Operations and Facilities presented the biggest increase for 1999, topping last year’s figures by $959,123.
Manager Jerry Tetu told councillors that most of that comes from a major jump ($489,485) in road work. He also said another $220,550 had to be spent for maintenance of the connecting link, plus another $196,097 to cover developing a new cell at the landfill site, a slight increase in garbage collection, and a lump sum of $95,700 to pay off the Northwest Ontario Recycle Association (NORA) deficit.
Other increases listed in the Operations and Facilities budget over 1998 were:
•$6,058 for administration;
•$501 for sidewalk repair;
•$5,439 for the industrial park;
•$2,500 for the airport;
•$42,290 for cemeteries; and
•$5,040 for parks upkeep.
Meanwhile, the proposed budget for Planning and Development moved up slightly (from $195,620 last year to $218,300 in 1999). Much of that jump is associated with the implementation of a Geographic Information System to allow for digital mapping (as per a request of the assessment office in Thunder Bay).
And Administration and Finance manager Darryl Allan said his department needs an extra $73,189 in the coming year, including about $20,500 to replace old office equipment, computers, and a photocopier.
He also recommended an additional $23,000 be moved to the department’s reserve fund for future computer upgrades and the next municipal election.
But Allan’s big cost was a $25,000 fund to deal with the “Year 2000” problem.

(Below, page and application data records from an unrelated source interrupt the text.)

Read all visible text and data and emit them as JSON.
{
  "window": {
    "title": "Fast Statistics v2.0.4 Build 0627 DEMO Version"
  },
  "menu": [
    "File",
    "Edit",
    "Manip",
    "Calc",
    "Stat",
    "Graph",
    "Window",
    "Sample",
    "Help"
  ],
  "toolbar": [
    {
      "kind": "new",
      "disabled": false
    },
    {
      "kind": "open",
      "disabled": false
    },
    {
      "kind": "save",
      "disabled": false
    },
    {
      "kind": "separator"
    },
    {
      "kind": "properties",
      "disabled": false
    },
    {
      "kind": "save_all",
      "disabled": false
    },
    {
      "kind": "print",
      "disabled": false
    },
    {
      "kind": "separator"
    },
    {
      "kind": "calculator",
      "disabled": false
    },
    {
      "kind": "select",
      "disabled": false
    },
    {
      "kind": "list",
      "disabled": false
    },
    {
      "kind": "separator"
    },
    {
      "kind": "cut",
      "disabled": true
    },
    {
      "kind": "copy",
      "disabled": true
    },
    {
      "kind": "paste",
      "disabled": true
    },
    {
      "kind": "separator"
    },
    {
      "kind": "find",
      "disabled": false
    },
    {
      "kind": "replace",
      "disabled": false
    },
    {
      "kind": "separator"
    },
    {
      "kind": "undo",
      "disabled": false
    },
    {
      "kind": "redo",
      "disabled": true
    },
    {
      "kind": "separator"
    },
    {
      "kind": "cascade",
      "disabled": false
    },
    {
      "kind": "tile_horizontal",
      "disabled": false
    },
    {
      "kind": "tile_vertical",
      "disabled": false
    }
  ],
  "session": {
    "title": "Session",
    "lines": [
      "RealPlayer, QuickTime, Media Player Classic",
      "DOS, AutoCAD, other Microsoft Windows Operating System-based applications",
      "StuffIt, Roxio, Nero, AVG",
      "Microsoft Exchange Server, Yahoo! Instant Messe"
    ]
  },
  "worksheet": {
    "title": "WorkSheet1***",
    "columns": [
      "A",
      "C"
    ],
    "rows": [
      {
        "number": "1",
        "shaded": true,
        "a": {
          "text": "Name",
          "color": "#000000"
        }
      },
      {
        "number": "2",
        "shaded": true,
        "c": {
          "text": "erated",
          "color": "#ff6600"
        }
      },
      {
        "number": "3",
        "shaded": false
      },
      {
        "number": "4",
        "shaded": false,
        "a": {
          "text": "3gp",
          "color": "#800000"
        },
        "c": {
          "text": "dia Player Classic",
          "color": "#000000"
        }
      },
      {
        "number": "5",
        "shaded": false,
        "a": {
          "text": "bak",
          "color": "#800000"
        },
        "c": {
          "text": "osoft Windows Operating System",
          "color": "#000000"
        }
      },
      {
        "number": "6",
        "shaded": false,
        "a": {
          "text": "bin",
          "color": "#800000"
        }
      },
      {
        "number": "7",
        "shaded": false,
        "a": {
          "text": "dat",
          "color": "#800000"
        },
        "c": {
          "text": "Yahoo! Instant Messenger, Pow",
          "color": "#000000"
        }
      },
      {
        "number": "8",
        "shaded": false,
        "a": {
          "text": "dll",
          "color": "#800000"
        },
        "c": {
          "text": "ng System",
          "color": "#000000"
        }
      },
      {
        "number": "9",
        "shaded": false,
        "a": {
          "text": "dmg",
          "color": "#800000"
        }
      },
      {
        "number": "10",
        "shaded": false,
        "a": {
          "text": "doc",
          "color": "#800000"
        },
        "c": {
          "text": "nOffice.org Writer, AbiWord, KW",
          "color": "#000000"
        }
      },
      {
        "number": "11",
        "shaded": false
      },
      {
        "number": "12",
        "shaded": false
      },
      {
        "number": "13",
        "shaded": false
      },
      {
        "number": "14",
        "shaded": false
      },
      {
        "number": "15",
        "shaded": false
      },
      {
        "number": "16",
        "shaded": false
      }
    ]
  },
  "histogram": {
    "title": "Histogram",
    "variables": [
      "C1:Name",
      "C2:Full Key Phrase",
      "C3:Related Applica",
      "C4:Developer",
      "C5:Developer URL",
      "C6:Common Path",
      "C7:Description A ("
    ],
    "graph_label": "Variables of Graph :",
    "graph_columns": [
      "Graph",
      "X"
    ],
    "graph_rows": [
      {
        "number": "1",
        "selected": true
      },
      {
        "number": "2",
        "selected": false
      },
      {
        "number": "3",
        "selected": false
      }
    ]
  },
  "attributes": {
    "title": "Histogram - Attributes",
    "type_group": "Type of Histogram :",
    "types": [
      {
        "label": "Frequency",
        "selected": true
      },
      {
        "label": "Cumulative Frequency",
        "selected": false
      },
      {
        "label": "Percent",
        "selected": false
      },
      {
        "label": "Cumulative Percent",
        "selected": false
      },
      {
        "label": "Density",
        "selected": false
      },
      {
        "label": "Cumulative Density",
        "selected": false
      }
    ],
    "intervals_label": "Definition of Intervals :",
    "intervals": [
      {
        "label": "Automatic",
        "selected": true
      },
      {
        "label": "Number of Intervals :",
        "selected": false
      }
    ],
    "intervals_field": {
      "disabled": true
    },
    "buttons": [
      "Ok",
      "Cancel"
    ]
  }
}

Mayor Glenn Witherspoon said yesterday that council must now take back what they heard and mull over what expenses stay and which ones go.
“We have an in-camera session at 4 p.m. [Dec. 14] to discuss financial matters,” he said. “That’s where we hope to finalize things.”
Council has one more regular meeting scheduled before January (slated Dec. 21 due to the Christmas holidays), giving it a bit of leeway if things take too long on Dec. 14 to finish up.
But Mayor Witherspoon also said there won’t be any major repercussions if the ’99 budget isn’t passed until the new year.
“If we have to go into January, we will,” he stressed. “But we’re shooting for the positive.”
He also is on record as saying council wants to avoid another property tax increase this year.